Next in the drawings series, we have Main-en-Main, which is "Hand-in-Hand". I'll spare you the explanation for it. :o)
Next is Handseses, which must be the correct pluralisation for the hand that appears here.
And then Feetseses. Like the hand above, the foot is loosely based on mine. I said loosely. Sheesh.
You know, I've always found the space directly under a table to be mystical, in a weird way. As though, you know, nothing stays there. When I was a kid, growing up in a sufficiently over-crowded house, that looked like a lot of useful real estate going to waste. That, I believe, is where my fixation with the space under tables came from. And that was even before I discovered tables that were fully draped. You know, with the table cloth flowing off on the side, enclosing the space under the table. And then I learnt about footsie, and that space took on a new, fresh, tantalising erotic aura. In Sous La Table, the cleaner checks under the table. What she finds is up to the beholder. :o)
These days, I use the GIMP mostly. (Not always.)
These days, I don't draw many human shapes, at least not without zooming in, because the lack of precision deems that largely a slow, wasteful endeavour. I draw general sketches, and they are more about what is around the character, rather than the character. The character is not very precise in appearance, but his or her state can be picked out.
Here are two from the series, which are rather grim. They fit the profile of thin male nude with frontal nudity obscured.
Piqué, which means "pricked" or "impaled", is one of those grim ones. It's this guy who has a very long spear stuck in his chest. I like the fact that he is on the ground, with both hands on the spear. As in, he must die. The length of the spear and how far it has run into him is in itself a good indicator of how certain his death is. And then the powerless drooping of the head, as life ebbs out of him. The fluid escaping from under him means he is either bleeding to death, or the trauma made him incontinent. They are all sure signs of a near death.
Now, why do I like the picture so grim, especially after spitting at Bukedde for not censoring its gore? Because I witnessed it.

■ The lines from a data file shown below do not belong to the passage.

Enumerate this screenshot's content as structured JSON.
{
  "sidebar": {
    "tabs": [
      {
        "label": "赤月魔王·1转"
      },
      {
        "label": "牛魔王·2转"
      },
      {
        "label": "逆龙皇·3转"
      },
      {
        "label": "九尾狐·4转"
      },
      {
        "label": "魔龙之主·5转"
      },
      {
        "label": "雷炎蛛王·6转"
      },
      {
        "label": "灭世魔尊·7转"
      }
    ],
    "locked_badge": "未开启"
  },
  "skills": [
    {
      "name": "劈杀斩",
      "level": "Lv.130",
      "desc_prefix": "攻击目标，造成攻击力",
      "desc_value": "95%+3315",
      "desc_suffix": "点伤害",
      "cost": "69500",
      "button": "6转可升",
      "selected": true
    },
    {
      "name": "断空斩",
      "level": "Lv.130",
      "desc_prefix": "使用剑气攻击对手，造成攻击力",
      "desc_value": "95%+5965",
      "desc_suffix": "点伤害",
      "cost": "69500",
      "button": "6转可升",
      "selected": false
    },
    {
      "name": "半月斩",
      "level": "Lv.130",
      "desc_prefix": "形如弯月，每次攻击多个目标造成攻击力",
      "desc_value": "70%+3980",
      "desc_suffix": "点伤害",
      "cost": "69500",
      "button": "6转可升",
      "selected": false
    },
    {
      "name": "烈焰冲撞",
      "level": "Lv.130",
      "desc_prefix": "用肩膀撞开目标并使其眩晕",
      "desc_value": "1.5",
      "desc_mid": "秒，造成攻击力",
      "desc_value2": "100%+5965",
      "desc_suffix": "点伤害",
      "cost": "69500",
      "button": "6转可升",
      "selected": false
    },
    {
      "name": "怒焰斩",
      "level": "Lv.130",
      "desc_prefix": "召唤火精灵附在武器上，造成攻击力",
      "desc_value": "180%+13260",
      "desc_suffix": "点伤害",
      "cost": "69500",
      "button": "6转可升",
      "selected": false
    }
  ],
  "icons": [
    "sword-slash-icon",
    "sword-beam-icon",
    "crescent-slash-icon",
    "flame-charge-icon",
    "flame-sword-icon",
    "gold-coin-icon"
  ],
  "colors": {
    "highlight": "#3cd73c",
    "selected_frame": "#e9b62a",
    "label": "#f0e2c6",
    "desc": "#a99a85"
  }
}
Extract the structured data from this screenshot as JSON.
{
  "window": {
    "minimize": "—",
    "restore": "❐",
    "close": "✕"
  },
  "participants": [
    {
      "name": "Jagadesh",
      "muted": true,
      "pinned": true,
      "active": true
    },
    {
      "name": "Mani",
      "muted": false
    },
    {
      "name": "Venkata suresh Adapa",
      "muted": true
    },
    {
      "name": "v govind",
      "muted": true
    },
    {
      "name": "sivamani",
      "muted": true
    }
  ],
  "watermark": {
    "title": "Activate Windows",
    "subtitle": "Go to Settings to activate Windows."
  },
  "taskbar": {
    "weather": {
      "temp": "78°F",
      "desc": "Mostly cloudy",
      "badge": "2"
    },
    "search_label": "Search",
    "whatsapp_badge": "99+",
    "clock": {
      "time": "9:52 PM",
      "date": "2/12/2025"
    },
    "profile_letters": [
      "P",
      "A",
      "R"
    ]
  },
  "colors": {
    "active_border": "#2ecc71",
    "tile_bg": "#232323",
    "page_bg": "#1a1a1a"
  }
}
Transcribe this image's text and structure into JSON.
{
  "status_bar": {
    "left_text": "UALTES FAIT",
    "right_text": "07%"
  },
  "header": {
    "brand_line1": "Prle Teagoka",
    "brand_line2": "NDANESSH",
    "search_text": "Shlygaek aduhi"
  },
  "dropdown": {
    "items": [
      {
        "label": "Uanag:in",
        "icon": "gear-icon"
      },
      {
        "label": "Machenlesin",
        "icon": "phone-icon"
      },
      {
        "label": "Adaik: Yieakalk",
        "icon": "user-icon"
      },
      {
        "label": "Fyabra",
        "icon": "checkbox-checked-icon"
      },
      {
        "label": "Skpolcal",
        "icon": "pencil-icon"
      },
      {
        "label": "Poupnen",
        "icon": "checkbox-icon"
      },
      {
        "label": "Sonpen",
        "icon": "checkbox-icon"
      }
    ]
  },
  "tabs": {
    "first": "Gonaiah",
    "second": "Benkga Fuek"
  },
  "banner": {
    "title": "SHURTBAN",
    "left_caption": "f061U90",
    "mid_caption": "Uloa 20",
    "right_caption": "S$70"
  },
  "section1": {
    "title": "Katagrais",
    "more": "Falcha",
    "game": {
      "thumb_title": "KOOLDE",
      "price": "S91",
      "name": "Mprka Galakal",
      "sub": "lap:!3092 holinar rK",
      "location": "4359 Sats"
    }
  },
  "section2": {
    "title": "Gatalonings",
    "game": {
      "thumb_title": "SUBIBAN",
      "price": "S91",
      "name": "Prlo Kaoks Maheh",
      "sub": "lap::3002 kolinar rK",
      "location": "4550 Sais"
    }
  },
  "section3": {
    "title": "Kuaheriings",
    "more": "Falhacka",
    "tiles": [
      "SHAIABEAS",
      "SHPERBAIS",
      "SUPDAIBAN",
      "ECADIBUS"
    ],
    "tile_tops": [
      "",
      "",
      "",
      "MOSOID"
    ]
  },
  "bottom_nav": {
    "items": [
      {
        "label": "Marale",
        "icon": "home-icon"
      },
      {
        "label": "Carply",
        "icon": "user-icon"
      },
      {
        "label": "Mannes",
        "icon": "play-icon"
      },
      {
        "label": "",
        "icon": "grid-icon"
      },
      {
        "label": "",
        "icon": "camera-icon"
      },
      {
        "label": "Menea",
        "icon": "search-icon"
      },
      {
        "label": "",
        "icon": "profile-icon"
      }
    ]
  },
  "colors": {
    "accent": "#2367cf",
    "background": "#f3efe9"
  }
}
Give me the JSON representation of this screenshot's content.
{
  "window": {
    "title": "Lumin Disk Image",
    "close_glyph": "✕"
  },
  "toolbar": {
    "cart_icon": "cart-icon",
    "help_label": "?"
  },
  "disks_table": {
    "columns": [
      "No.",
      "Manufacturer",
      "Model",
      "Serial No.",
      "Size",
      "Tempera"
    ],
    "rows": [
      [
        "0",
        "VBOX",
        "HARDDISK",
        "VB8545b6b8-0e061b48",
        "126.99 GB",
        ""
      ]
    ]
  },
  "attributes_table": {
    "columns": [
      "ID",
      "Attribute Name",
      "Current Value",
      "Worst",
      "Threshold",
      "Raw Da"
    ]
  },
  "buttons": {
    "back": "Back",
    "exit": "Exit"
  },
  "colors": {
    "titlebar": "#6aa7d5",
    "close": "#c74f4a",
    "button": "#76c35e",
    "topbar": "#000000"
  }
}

In a previous life, about seven hundred years ago, I was where modern Rwanda is, and I joined a cult (whose members grew their hair into dreadlocks). We were mainly against the colonial droves of the cattle herders who were descending from the north and imposing on us a caste system, where we were the dalits. In one of the wars against them, my friends were killed, one by one. Speared to death. That life, for me, ended in the same battle, but not before I had seen my friend die like that, as depicted in the picture.
And the last one in the series, Strange Fruit. You probably know the Billie Holiday song, but all I got from it is the title. The theme is a little different. Unlike Piqué, this one is drawn from this life. I still find it hard to forget the scream of the neighbour, and how she later showed up at our door—I was like ten years old—pushing her three kids before her like captives. She told my Ma to keep them there, and give them breakfast. It was years later that I learnt about how their father had taken his own life. And with such fashion, such class, such style. Actually, it was far from funny. He had slipped out, feigning to go and ease his bladder, so the rumour says, and the wife, wondering why he had stuck in the toilet for so fucking long, went out to check on him. She found him outside, nude, suspended from a tree, with a short cord, and dead as yesterday. Grim.
Now, to restore your faith in me before you run away. I drew this maybe like two or three years ago. It was supposed to be a self-portrait, but it came out non-right. I drew it in Microsoft Paint. I even obsessed over the colours. Ah, the days when I had time! :o)
When I am retired and rich, I'll be drawing a lot and burning my drawings at an altar above which will hover some Gottfried Helnwein works, among others, worth trillions of scrillions of shillings, that my dealers and salaried thieves will have pulled out of museums and auctions.
 It's Salman Rushdie who said "right to left, naturally" in, I believe, Shame.